[Items from a data source]
——————————

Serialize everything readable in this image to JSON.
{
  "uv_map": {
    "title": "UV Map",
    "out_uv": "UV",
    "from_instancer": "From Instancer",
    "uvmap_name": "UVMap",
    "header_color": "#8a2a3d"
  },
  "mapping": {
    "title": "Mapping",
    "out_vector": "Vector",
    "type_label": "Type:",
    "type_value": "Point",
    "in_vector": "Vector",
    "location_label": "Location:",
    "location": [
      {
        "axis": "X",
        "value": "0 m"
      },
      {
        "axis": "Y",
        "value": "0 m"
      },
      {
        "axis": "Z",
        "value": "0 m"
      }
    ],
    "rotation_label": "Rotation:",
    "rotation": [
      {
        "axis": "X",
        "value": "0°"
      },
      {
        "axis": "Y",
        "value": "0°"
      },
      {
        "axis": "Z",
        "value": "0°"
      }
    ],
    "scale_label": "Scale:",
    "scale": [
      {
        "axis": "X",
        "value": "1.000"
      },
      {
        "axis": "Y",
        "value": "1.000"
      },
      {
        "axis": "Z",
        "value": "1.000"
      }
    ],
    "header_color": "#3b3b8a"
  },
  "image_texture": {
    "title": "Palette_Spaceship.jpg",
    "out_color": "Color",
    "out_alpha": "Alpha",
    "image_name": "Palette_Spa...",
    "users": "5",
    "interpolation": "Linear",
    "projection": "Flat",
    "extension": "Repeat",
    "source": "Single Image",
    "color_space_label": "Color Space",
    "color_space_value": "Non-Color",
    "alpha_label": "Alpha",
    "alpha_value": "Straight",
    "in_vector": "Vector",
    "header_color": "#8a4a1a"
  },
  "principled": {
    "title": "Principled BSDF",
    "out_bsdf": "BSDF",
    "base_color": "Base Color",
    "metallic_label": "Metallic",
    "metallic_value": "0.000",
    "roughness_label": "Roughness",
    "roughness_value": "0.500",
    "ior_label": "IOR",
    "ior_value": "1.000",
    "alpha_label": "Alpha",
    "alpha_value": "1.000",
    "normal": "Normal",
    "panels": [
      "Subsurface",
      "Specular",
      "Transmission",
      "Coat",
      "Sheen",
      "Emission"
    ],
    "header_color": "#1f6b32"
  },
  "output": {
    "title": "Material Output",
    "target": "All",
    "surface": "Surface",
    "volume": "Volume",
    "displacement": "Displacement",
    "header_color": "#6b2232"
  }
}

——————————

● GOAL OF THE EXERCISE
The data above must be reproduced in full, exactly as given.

● ANSWER SPACE
Serialize everything readable in this image to JSON.
{
  "uv_map": {
    "title": "UV Map",
    "out_uv": "UV",
    "from_instancer": "From Instancer",
    "uvmap_name": "UVMap",
    "header_color": "#8a2a3d"
  },
  "mapping": {
    "title": "Mapping",
    "out_vector": "Vector",
    "type_label": "Type:",
    "type_value": "Point",
    "in_vector": "Vector",
    "location_label": "Location:",
    "location": [
      {
        "axis": "X",
        "value": "0 m"
      },
      {
        "axis": "Y",
        "value": "0 m"
      },
      {
        "axis": "Z",
        "value": "0 m"
      }
    ],
    "rotation_label": "Rotation:",
    "rotation": [
      {
        "axis": "X",
        "value": "0°"
      },
      {
        "axis": "Y",
        "value": "0°"
      },
      {
        "axis": "Z",
        "value": "0°"
      }
    ],
    "scale_label": "Scale:",
    "scale": [
      {
        "axis": "X",
        "value": "1.000"
      },
      {
        "axis": "Y",
        "value": "1.000"
      },
      {
        "axis": "Z",
        "value": "1.000"
      }
    ],
    "header_color": "#3b3b8a"
  },
  "image_texture": {
    "title": "Palette_Spaceship.jpg",
    "out_color": "Color",
    "out_alpha": "Alpha",
    "image_name": "Palette_Spa...",
    "users": "5",
    "interpolation": "Linear",
    "projection": "Flat",
    "extension": "Repeat",
    "source": "Single Image",
    "color_space_label": "Color Space",
    "color_space_value": "Non-Color",
    "alpha_label": "Alpha",
    "alpha_value": "Straight",
    "in_vector": "Vector",
    "header_color": "#8a4a1a"
  },
  "principled": {
    "title": "Principled BSDF",
    "out_bsdf": "BSDF",
    "base_color": "Base Color",
    "metallic_label": "Metallic",
    "metallic_value": "0.000",
    "roughness_label": "Roughness",
    "roughness_value": "0.500",
    "ior_label": "IOR",
    "ior_value": "1.000",
    "alpha_label": "Alpha",
    "alpha_value": "1.000",
    "normal": "Normal",
    "panels": [
      "Subsurface",
      "Specular",
      "Transmission",
      "Coat",
      "Sheen",
      "Emission"
    ],
    "header_color": "#1f6b32"
  },
  "output": {
    "title": "Material Output",
    "target": "All",
    "surface": "Surface",
    "volume": "Volume",
    "displacement": "Displacement",
    "header_color": "#6b2232"
  }
}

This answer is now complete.